My last post was about how student workflows and organization occurs in my classroom but probably an even bigger struggle was figuring out my own workflows. It took me a solid 4 years to figure out how to organize myself and I’m sure these systems will continue to change and refine. But the one thing I have found with all organization systems: Less is more.
I pretty much have 2 types of handouts, which I think is the case for most teachers: worksheets and assessments. And I have unique storage systems for each.
The Filing Cabinet: My filing cabinet is pretty much for assessments only. I have a couple of folders for generic forms (KWL charts, goal sheets, etc.) and some district paperwork but the majority is summative assessments. I tried putting everything in here but it just got too messy. Again, less is more. I organized my filing cabined using the templates and directions from this 30 Minute File Cabinet Makeover and I’m in love with the results! It looks great and it’s so easy to find the test or project sheet a student needs because of the big colorful tabs. I color coded the folders: green for generic forms, purple for unit assessments, and blue for district paperwork.
The Binder: All of my day to day worksheets are stored in The Binder. I have a divider for each unit, for which I used the same tabs from the file cabinet makeover. Then I use sheet protectors to hold the daily worksheets and/or quizzes. I have the answer key in the front of the sheet protector, and 5-10 blank copies behind it. The worksheets for each unit are organized chronologically so I just turn the page to get to the next day. Now we have 1:1 iPads, so most of my students just download the worksheet from our LMS and do it in notability, but I always like to have some paper copies for kids with IEPs, tech issues, or who just prefer paper. However, in a non 1:1 classroom this could still work to hold master copies.
One thing to note: I know a lot of teachers use file cabinets to hold worksheets but that just didn’t work for me. It was too messy and hard to find things. This way each sheet protector is devoted to a single worksheet, and it’s easy to flip through and find what you need.
Papers to Grade and Common Forms
I’ve tried a couple of ways of organizing papers to grade, but I think this file box from Target is my favorite. It’s pretty, sturdy, has a handle so I can easily carry it home, and has plenty of space for papers! I added some colorful tabs to divide periods 1, 2, and 4, and use manila folders within the dividers to hold papers “To Grade” and “To Return” for each period. I also keep a stash of teacher forms in here (time sheets, referrals, grade changes, etc.). I pride myself on having never lost a kid’s paper because I keep everything secure in here unless I’m actively grading it.
Manipulatives and Other Stuff
Card sorts and models from craft supplies are some of my go to teaching tools as a biochemistry teacher and I needed a way to easily store those. Over the years I have collected these file boxes from Ikea, Michaels, and Staples. I make 18 kits of each card sort or model (I have classes of 36 usually so this allows for groups of 2) and put each kit in a ziploc bag or envelope. Then I store the class set in a manila envelope labeled with the name of the manipulative (you can see one hanging out on the bottom shelf in the photo). Then I take all the manipulatives for each unit and put them in a box. I have one box for each unit.

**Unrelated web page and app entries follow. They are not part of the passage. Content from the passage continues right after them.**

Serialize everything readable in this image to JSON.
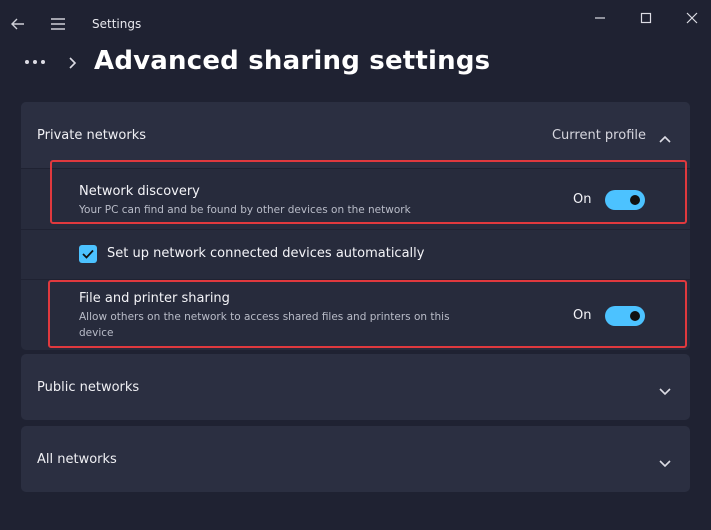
{
  "window": {
    "title": "Settings"
  },
  "breadcrumb": {
    "page_title": "Advanced sharing settings"
  },
  "private_networks": {
    "label": "Private networks",
    "status": "Current profile",
    "expanded": true,
    "settings": {
      "network_discovery": {
        "title": "Network discovery",
        "description": "Your PC can find and be found by other devices on the network",
        "state_label": "On",
        "enabled": true
      },
      "auto_setup": {
        "label": "Set up network connected devices automatically",
        "checked": true
      },
      "file_printer_sharing": {
        "title": "File and printer sharing",
        "description": "Allow others on the network to access shared files and printers on this device",
        "state_label": "On",
        "enabled": true
      }
    }
  },
  "public_networks": {
    "label": "Public networks",
    "expanded": false
  },
  "all_networks": {
    "label": "All networks",
    "expanded": false
  },
  "colors": {
    "background": "#1f2232",
    "card": "#2b2f41",
    "accent": "#4cc2ff",
    "highlight": "#e0393e"
  },
  "icons": {
    "back": "back-arrow-icon",
    "menu": "hamburger-menu-icon",
    "minimize": "minimize-icon",
    "maximize": "maximize-icon",
    "close": "close-icon",
    "more": "more-dots-icon",
    "breadcrumb_separator": "chevron-right-icon",
    "expand": "chevron-down-icon",
    "collapse": "chevron-up-icon",
    "check": "checkmark-icon"
  }
}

So there you have it! My “less is more” organization system! I’ll write another post on my less is more digital organization later!